Website and app data records:

########################################

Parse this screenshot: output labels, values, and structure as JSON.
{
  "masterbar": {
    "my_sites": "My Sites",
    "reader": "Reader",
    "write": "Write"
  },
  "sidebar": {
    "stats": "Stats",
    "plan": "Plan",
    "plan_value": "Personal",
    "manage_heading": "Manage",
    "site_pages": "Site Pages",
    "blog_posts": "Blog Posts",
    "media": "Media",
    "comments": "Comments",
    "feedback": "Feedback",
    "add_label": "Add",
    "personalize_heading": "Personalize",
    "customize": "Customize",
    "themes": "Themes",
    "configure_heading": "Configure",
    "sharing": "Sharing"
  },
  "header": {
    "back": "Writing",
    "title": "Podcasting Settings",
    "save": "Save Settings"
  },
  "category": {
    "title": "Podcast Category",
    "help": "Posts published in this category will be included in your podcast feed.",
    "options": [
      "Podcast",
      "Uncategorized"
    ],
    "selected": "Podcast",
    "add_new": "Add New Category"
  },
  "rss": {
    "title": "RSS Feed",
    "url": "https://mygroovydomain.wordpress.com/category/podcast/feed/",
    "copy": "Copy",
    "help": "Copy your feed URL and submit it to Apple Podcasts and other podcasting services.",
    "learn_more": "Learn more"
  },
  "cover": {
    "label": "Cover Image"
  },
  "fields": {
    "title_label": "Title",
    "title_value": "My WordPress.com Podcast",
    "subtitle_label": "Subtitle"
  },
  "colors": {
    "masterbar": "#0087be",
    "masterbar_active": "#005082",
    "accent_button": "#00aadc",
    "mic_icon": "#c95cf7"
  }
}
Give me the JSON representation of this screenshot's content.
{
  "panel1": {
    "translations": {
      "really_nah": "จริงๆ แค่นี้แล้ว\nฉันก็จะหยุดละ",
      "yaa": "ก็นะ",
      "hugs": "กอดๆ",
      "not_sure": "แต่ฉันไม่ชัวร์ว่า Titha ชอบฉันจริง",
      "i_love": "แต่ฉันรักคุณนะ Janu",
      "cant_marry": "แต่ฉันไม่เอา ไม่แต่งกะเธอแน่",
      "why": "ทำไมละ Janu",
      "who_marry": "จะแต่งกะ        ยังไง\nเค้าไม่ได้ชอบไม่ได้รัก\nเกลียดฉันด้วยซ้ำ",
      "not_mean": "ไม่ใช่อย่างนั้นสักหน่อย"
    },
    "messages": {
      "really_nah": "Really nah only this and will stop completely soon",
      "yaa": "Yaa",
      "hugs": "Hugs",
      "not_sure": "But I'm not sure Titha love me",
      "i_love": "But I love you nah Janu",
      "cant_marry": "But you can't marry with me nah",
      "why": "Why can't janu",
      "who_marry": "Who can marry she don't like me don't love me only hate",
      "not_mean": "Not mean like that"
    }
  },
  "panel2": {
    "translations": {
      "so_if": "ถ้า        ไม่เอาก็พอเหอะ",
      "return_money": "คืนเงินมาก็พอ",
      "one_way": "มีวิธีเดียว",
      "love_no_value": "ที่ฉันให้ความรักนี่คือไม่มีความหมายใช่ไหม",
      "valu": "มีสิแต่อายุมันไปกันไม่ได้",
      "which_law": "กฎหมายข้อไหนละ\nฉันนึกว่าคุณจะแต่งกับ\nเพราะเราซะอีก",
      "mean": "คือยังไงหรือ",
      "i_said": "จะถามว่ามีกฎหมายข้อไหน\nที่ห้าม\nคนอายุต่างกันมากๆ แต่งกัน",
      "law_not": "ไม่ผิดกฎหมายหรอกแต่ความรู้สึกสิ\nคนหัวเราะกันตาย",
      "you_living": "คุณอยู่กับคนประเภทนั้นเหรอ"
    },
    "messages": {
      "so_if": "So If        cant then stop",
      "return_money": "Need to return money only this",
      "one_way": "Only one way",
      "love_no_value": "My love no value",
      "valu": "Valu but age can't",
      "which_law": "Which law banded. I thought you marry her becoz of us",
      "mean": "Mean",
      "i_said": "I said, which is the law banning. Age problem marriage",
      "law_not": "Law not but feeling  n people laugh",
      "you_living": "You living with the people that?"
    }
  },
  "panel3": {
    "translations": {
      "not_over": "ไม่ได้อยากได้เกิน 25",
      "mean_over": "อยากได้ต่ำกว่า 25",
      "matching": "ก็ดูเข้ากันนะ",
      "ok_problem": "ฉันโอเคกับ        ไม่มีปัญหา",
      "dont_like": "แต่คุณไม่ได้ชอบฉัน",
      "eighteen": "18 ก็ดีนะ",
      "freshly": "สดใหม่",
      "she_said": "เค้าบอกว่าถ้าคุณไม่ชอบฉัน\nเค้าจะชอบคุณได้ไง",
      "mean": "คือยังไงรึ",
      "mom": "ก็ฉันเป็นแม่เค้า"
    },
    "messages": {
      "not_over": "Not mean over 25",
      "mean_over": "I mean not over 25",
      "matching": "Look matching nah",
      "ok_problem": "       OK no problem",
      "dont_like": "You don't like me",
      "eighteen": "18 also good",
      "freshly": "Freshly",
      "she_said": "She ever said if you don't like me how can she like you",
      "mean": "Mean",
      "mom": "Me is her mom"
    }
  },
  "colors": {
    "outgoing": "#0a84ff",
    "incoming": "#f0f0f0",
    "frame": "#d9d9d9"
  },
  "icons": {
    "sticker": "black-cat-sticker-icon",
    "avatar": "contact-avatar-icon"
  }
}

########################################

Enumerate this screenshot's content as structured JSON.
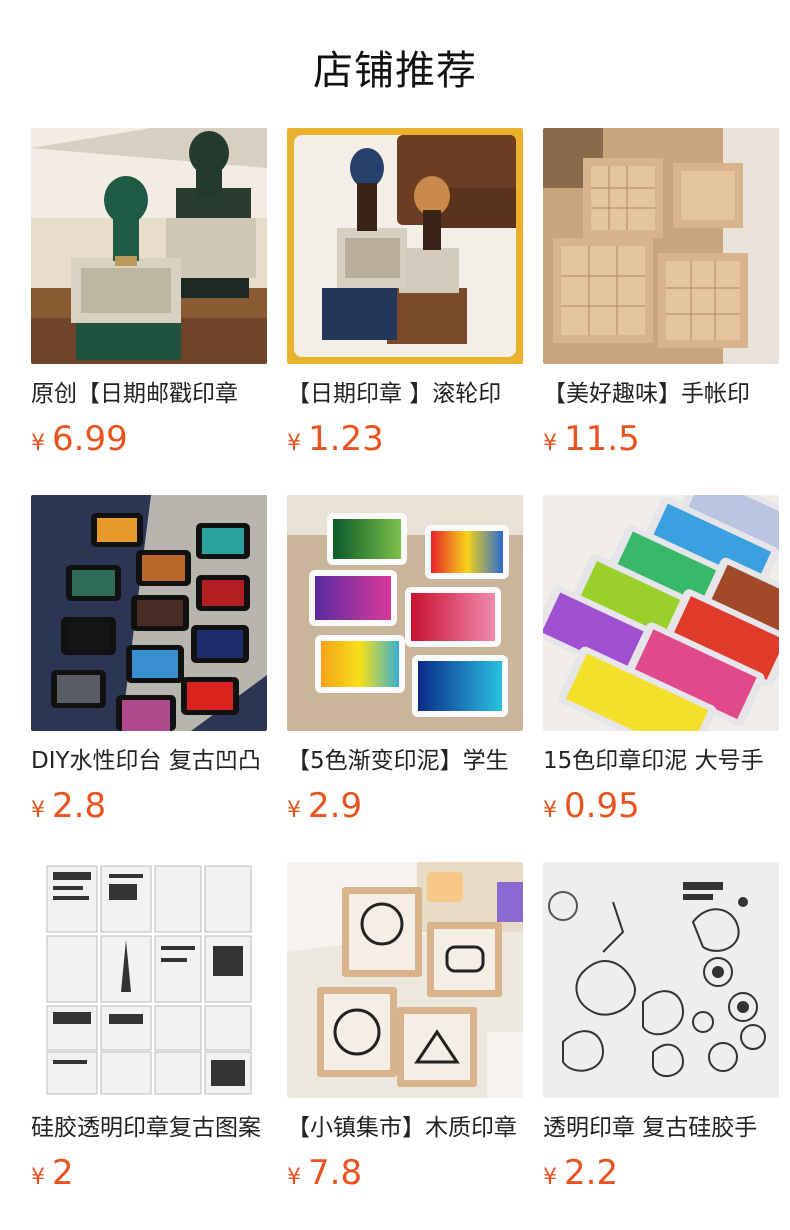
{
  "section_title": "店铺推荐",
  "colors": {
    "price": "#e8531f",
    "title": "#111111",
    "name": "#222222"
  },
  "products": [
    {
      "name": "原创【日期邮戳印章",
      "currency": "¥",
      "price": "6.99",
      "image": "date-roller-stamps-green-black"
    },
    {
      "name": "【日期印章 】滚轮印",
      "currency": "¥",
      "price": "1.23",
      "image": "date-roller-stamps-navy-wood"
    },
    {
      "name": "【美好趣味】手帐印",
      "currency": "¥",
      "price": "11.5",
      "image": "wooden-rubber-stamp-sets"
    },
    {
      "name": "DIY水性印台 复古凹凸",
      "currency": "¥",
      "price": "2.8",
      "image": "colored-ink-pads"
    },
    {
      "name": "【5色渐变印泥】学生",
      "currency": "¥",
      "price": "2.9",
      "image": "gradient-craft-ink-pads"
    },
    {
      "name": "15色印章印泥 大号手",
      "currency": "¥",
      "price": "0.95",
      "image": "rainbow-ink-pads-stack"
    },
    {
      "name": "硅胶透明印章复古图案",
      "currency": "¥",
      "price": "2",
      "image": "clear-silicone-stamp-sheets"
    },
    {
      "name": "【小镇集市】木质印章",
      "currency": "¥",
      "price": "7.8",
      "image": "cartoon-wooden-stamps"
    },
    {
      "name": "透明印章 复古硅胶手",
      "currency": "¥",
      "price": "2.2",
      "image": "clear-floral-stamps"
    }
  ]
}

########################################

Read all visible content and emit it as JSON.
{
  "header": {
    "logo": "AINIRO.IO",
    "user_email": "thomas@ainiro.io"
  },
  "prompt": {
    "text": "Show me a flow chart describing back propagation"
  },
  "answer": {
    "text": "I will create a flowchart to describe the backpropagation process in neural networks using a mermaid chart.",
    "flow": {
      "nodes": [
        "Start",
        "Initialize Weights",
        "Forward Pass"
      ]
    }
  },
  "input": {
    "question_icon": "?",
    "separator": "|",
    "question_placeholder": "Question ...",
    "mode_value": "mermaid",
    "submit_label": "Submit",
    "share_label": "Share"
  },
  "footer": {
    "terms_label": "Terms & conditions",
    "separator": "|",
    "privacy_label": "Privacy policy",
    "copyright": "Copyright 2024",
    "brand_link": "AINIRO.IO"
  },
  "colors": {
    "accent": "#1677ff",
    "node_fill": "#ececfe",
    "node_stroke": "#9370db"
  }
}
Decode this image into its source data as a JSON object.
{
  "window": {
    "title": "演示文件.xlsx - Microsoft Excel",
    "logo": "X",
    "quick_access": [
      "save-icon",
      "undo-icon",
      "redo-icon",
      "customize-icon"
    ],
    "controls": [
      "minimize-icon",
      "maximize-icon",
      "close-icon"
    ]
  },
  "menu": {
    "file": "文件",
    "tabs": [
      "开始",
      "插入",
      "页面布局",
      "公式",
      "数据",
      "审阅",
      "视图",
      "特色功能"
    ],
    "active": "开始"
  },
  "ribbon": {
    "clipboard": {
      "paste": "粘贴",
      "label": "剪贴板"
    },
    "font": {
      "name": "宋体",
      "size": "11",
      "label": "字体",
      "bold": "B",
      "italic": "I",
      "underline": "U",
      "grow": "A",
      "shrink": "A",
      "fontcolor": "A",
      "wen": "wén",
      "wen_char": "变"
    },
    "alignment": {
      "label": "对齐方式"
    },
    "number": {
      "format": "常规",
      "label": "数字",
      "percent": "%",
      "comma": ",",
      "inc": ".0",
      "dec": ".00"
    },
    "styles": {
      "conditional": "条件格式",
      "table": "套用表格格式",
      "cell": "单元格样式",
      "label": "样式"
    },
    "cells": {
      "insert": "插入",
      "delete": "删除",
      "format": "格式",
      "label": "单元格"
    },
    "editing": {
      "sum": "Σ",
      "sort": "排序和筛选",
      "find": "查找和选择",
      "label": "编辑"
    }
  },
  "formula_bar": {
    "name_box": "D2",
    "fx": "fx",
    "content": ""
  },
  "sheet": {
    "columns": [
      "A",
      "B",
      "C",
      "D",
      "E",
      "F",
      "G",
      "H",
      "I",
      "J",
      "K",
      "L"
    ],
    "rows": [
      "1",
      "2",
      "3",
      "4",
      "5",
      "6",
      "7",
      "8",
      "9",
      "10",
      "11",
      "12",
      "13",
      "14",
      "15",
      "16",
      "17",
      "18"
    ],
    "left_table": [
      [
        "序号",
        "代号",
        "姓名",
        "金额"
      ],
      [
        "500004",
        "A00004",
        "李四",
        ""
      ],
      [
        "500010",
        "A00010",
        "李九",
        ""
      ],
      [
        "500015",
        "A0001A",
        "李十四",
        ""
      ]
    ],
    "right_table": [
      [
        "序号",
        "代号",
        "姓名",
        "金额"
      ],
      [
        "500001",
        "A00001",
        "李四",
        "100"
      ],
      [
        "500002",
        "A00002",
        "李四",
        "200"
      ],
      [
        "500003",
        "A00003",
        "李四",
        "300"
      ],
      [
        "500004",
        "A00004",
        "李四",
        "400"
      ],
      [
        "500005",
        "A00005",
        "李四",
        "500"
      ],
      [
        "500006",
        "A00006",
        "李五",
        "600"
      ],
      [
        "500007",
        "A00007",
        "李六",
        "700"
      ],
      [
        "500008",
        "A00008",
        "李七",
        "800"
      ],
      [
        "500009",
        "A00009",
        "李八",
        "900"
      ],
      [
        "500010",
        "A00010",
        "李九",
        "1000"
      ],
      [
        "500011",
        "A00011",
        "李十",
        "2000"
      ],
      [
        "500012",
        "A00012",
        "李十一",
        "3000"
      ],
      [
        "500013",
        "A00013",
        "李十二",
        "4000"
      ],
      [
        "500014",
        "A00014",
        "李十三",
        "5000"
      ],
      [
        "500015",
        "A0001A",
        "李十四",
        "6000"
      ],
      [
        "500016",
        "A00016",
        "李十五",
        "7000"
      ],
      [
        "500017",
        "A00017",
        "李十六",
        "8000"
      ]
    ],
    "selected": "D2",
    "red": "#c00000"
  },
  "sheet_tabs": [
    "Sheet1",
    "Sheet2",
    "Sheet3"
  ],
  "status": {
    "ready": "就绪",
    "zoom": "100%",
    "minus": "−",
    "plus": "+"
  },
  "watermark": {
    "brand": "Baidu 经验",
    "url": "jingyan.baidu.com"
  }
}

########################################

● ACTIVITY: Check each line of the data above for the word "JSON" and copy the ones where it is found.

● EXERCISE ANSWER:
Parse this screenshot: output labels, values, and structure as JSON.
Give me the JSON representation of this screenshot's content.
Enumerate this screenshot's content as structured JSON.
Read all visible content and emit it as JSON.
Decode this image into its source data as a JSON object.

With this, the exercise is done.